How An Internship With An NGO In Ghana Changed My Career Perspective


This time last year I was sitting in a travel clinic listening to a doctor outline the shots she was about to give me in preparation for my trip to Ghana, and I started bawling as soon as she told me about the optional rabies shot. She told me it wasn’t necessary and most people travelling there don’t choose to get it.

“What if a monkey falls out of a tree and licks my neck?” I sobbed. She somehow managed to answer my question seriously and gave me a grape juice box to calm me down. I was planning to go to West Africa ALONE and had to be consoled by my doctor and the same brand of juice box that I drank in grade 1? How embarrassing.

However, despite this giant (and hopefully endearing?) moment of weakness, I made it to Africa (and did not get rabies).

I was embarking upon an unpaid internship as a journalist for an organization called Trashy Bags – an NGO working to eliminate the plastic waste issue in Ghana.

Writing and eco-friendliness? My two favourite things. It was the perfect opportunity. It was also insanely far away. It was scary. It was going to cost a ton of money and make me nothing.

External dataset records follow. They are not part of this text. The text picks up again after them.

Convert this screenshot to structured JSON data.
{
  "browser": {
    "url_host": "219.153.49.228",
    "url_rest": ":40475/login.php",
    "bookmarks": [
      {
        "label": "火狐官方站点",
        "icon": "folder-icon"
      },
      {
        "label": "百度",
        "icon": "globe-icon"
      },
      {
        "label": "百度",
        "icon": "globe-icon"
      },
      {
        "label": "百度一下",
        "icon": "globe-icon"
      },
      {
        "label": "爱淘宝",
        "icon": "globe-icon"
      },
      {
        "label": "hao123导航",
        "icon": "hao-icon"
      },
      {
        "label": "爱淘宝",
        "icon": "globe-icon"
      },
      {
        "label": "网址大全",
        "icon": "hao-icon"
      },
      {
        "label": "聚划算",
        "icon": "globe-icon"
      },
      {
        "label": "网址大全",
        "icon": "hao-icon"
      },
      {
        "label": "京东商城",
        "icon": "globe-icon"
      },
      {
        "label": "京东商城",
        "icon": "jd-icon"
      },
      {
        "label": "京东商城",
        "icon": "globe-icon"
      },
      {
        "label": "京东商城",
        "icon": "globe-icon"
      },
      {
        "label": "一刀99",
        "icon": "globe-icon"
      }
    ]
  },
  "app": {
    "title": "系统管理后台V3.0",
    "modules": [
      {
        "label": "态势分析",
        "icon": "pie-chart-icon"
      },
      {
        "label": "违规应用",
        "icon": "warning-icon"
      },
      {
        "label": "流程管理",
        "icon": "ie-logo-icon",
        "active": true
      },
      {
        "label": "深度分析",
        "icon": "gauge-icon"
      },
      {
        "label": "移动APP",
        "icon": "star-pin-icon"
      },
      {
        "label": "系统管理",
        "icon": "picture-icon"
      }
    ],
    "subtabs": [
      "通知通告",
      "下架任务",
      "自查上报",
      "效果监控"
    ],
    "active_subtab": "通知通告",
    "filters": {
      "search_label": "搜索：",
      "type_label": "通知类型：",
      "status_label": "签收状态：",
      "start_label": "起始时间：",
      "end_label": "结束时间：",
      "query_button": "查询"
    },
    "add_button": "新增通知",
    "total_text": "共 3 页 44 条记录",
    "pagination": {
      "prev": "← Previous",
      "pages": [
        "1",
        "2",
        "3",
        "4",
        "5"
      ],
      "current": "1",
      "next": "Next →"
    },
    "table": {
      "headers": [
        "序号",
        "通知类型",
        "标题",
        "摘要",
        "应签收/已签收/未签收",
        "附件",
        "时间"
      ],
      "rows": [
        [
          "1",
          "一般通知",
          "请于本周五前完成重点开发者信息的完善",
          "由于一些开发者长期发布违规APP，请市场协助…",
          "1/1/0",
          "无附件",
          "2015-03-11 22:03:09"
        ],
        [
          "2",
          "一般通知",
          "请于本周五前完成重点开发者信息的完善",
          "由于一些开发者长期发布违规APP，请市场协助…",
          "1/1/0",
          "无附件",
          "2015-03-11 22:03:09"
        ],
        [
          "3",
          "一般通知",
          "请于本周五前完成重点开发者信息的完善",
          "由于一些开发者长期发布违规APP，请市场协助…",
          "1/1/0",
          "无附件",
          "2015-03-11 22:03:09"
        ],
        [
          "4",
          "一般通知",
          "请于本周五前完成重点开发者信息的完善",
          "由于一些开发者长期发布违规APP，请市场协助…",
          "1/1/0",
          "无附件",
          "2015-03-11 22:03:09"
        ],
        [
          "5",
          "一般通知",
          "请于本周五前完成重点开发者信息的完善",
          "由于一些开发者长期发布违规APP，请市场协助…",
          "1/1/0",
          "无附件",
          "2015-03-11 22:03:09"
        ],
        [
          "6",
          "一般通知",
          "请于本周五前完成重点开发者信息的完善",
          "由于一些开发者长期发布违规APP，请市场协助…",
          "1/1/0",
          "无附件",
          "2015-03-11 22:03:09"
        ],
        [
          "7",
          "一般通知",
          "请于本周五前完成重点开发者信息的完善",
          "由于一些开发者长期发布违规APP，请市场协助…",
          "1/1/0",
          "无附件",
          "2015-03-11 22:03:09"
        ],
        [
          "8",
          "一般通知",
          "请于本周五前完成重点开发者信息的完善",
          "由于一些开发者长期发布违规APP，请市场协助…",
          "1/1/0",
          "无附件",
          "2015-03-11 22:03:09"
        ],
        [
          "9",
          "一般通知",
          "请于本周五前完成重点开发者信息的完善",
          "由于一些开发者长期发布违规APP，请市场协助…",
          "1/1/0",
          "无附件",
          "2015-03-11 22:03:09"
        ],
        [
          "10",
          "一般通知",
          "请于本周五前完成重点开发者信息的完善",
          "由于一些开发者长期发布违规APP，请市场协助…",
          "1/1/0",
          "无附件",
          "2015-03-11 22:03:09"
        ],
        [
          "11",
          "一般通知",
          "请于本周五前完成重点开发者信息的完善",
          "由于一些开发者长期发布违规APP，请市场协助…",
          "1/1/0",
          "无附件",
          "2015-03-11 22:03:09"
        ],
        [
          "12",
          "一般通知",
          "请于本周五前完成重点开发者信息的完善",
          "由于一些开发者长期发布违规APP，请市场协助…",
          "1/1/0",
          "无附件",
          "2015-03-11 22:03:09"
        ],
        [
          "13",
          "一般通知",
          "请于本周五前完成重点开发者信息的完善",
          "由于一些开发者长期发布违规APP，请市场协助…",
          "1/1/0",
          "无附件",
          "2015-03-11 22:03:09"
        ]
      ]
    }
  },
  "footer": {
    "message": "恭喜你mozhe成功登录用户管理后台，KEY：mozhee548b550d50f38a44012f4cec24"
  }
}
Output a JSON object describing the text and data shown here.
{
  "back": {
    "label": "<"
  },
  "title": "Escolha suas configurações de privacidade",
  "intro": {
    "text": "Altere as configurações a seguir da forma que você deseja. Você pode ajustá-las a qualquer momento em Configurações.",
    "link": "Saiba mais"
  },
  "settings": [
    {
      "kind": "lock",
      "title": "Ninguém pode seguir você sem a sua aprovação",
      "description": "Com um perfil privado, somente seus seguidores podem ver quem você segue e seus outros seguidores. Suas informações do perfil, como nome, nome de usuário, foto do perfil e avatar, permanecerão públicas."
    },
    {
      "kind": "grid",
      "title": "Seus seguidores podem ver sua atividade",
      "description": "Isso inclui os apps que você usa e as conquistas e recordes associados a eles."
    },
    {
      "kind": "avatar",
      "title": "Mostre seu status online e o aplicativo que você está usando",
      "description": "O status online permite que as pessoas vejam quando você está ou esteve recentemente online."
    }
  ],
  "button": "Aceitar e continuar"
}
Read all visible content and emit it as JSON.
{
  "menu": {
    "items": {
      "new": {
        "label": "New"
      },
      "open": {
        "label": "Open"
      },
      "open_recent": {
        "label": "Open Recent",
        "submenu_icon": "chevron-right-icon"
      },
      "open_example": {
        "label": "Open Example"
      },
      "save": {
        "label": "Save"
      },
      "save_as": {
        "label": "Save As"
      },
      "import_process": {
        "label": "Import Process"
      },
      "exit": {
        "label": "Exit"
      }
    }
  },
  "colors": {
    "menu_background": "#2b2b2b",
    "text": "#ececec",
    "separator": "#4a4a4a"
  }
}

As my head told me to stay home and get a job, my heart yelled a tad louder and told me to throw caution to the wind and pack my bags. After thinking about it for weeks on end and discussing it with my parents, friends and strangers in line at Pizza Pizza, I signed up for what would become the best experience of my life so far.

Upon my arrival, I came to spend my days lying on the workshop floor flattening water sachets, cutting fabric, writing blog entries and talking with the workers. They had a radio playing and, over the sound of sewing machines, we would sing along and get to know each other. I learned about a new place. I lived a different lifestyle and, at the risk of sounding cliche, realized what was actually important to me.

I missed my friends and family. I did not miss Tetris or creeping Justin Bieber or chicken wing Tuesday. As someone who is obsessed with time and making the most of it, this was an integral lesson for me to learn. I did not have to attend amazing social events everyday. I simply wanted  to spend time with people I was close to.

The internship itself was not perfect. I did not write as much as I was hoping to. However, my journal became more full in a week than my journal at home had in a year. I grew as a writer simply from being in Africa.

Although it was not an internship chock-full of writing, it was full of many unexpected opportunities. I got the chance to deliver school presentations regarding environmental awareness. I attended school carnivals to set up displays and speak with students about what Trashy Bags stood for.

In turn, this internship showed me what mattered to me career-wise. I was so passionate about what Trashy Bags represented.

For one week we were stationed in a mall in the city of Accra selling Trashy Bags products and, even though sitting in the mall was not what I had envisioned while planning my Africa trip, it did not bother me in the least. I wanted to see Trashy Bags succeed and I was more than happy to help it do so. This time in the mall was very eye-opening to the fact that the concept of “being green” was something that had not yet reached “cool” status in Ghana the way it has in North America.

This only inspired me more – especially after returning home and working in a sales position for a retail company. I didn’t care if people liked our products or chose to purchase them. I had no desire to drive my sales. I saw in myself how much happier and more fulfilled I had felt in Africa, and this fact alone is what continued to drive me all year as endless doors slammed in my face to keep looking for a job that meant something to me.

I don’t have a five-year plan and I still don’t know what my dream job is, but I do know that I need a job that engages me and stands for something I believe in. I also know that going to Ghana allowed me to gain skills I never had before.

In the past, if I missed a bus or found myself lost or didn’t know where to find information for my essay, I was the one who would immediately panic, cry and envision a life of endless failure. I don’t do this anymore. I stopped panicking about being lost because I was inevitably always lost. Nothing was familiar and there was nothing I could do about it, so I naturally learned how to deal with this barrier by going with the flow and accepting that things will work out. This skill is one of the main reasons not knowing what my future holds no longer terrifies me.

I was in Ghana for one short, unpaid month, but in this month I learned more than I did in nine months of paid retail work. Dearest Trashy Bags? I’m Ghana remember you for a long time.

About the author

Leah Ruehlicke works in video production, living in a tiny apartment in Toronto with bad water pressure and an amazing book collection. Follow her on @LeahRuehlicke.